• [HOW TO COMPLETE THIS TASK]: Among these records, which lines include "JSON"? Copy them out.

*** Opening AVAILABLE DATA ***

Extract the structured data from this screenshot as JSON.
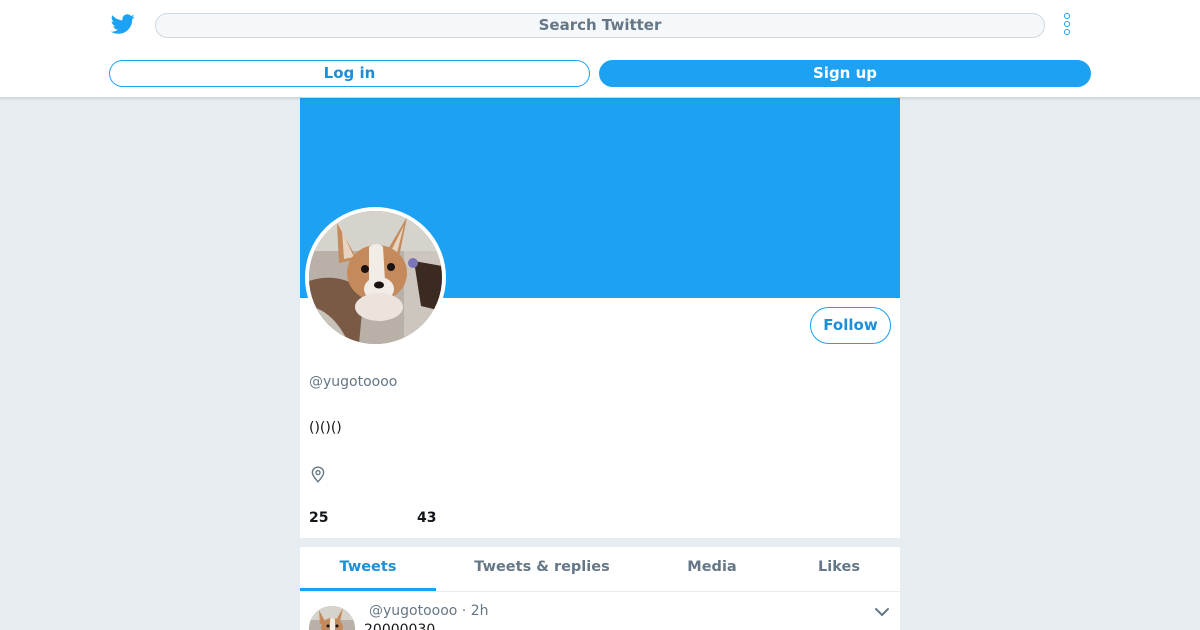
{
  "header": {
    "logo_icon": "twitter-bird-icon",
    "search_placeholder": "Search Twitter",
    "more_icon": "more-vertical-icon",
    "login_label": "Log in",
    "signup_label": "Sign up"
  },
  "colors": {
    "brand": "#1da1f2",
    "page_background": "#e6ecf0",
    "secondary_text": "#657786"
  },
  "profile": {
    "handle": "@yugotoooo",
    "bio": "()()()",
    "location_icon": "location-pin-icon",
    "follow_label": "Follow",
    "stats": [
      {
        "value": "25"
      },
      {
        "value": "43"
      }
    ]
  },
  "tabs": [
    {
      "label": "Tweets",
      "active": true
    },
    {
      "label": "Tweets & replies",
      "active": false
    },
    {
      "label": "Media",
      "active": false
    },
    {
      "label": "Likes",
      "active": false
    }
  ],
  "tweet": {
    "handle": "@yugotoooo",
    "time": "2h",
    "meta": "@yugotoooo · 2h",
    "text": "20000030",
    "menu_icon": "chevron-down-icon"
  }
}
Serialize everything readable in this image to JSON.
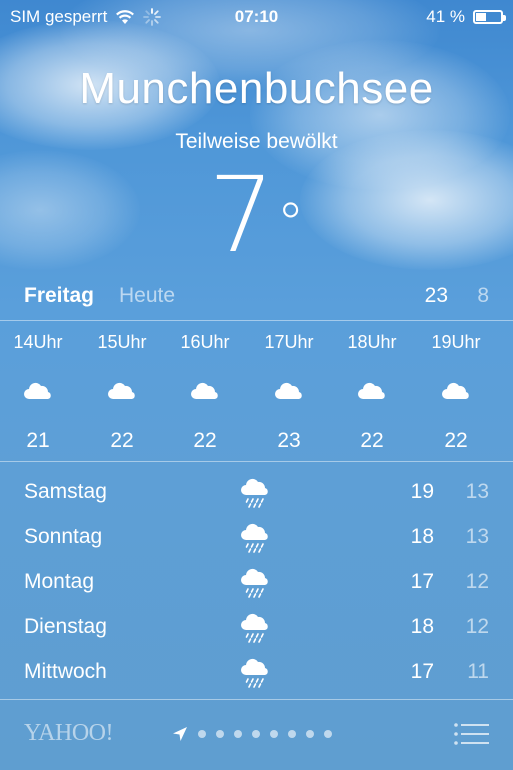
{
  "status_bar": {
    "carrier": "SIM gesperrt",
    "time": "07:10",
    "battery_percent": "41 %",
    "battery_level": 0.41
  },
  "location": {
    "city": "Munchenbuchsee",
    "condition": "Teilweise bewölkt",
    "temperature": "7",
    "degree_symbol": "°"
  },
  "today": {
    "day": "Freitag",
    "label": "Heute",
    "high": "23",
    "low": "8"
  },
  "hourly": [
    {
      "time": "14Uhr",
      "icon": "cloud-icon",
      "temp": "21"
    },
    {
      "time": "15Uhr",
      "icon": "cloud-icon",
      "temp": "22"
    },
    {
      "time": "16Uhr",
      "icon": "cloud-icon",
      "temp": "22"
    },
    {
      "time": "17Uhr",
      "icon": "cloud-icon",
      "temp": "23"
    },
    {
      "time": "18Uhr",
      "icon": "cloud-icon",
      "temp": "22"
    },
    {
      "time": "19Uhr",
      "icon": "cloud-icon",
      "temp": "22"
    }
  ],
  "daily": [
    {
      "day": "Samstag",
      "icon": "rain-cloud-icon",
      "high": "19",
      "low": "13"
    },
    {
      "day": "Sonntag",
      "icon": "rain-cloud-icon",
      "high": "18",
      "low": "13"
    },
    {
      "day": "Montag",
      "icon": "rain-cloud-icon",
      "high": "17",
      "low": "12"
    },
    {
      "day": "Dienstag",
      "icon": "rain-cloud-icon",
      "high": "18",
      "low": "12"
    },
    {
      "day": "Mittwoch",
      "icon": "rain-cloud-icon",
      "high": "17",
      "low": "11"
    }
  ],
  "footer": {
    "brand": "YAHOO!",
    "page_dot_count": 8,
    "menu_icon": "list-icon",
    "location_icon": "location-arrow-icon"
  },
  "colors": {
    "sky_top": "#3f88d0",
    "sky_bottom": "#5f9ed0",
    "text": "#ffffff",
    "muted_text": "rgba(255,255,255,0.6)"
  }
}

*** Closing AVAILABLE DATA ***

• [ANSWER TO THIS EXERCISE]:
Extract the structured data from this screenshot as JSON.
Serialize everything readable in this image to JSON.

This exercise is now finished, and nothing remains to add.